Multidisciplinary Coordinated Caregiving

Research • Practice • Policy

  • Ronda C. Talley
  • Shirley S. Travis

Part of the Caregiving: Research • Practice • Policy book series (CARE)

Table of contents

  1. Front Matter
    Pages i-xxiv
  2. Introduction

    1. Front Matter
      Pages 1-1
    2. Shirley S. Travis, Ronda C. Talley
      Pages 3-9
  3. Discipline-specific Professional Caregiving

    1. Front Matter
      Pages 11-11
    2. Katherine Morton Robinson
      Pages 13-30
    3. Miae Chun, Lewina O. Lee, Bob G. Knight
      Pages 31-49
    4. Laura M. Arnstein, Ronald T. Brown
      Pages 69-82
    5. Janet L. Valluzzi
      Pages 83-110
  4. Disciplinary Contributions to Caregiving

    1. Front Matter
      Pages 129-129
    2. Frances K. Barg, Shimrit Keddem, Wendy Shiekman Cohen, Rebecca Henderson
      Pages 177-194
    3. Karen A. Roberto, Shannon E. Jarrott
      Pages 195-207
    4. Ronda C. Talley, John E. Crews, Donald Lollar, Diane Elmore, Martha R. Crowther, Janet Valluzzi
      Pages 209-237
    5. Nora Super
      Pages 239-252
  5. Conclusions
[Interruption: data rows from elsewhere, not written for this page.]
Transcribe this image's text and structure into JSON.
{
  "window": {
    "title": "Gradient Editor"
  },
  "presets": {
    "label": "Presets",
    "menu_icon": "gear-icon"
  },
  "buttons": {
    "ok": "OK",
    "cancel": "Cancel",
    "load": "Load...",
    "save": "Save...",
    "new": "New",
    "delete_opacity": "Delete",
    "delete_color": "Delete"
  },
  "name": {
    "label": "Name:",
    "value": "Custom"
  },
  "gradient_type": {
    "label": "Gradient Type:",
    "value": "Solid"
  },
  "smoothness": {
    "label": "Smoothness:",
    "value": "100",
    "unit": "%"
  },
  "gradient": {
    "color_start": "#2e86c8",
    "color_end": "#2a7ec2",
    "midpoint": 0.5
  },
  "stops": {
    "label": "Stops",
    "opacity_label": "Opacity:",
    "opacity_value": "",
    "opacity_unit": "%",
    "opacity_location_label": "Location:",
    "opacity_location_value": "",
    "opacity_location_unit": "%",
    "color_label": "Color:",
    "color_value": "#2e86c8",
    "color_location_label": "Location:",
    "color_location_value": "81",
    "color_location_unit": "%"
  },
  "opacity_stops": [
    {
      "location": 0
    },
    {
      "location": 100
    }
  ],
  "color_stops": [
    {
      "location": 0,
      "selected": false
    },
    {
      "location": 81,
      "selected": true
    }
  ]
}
  6. Back Matter
    Pages 261-266

About this book


Effective, meaningful caregiving requires a well-coordinated and informed effort guided by various highly skilled specialists across several interrelated professions, including psychologists, social workers, and occupational therapists. Multidisciplinary Coordinated Caregiving addresses the information needs of these interrelated professionals, contributing to the direct care of individuals and serving as an essential resource for those who ultimately create collaborative approaches to contemporary caregiving plans. In addition, the volume provides a wealth of evidence-based research findings to facilitate ongoing dialogue about multidisciplinary and interdisciplinary perspectives on and interventions for the complex challenge of caregiving in America.

Key areas of coverage include:

  • The status of professional caregiving in the United States.
  • Nursing perspectives on the state of family caregiving.
  • Psychological aspects of caregiving.
  • A human development, lifespan perspective on caregiving during late life.
  • Public health contributions to caregiving.

Multidisciplinary Coordinated Caregiving offers a wealth of insights for those researchers, practitioners, and graduate students who seek to optimize the care of individuals across such fields as psychology, social work, public health, geriatrics and gerontology, and medicine as well as public and educational policy making.




Anthropology of caregiving Caregiving community models Caregiving in late life Caregiving, families, and social change Discipline-specific professional caregiving Health communication and caregiving research

Editors and affiliations

  • Ronda C. Talley
    • 1
  • Shirley S. Travis
    • 2
  1. 1.College of Education and Behavioral SciencesWestern Kentucky UniversityBowling GreenUSA
  2. 2.College of Health and Human ServicesGeorge Mason UniversityFairfaxUSA

Bibliographic information

Industry Sectors
Health & Hospitals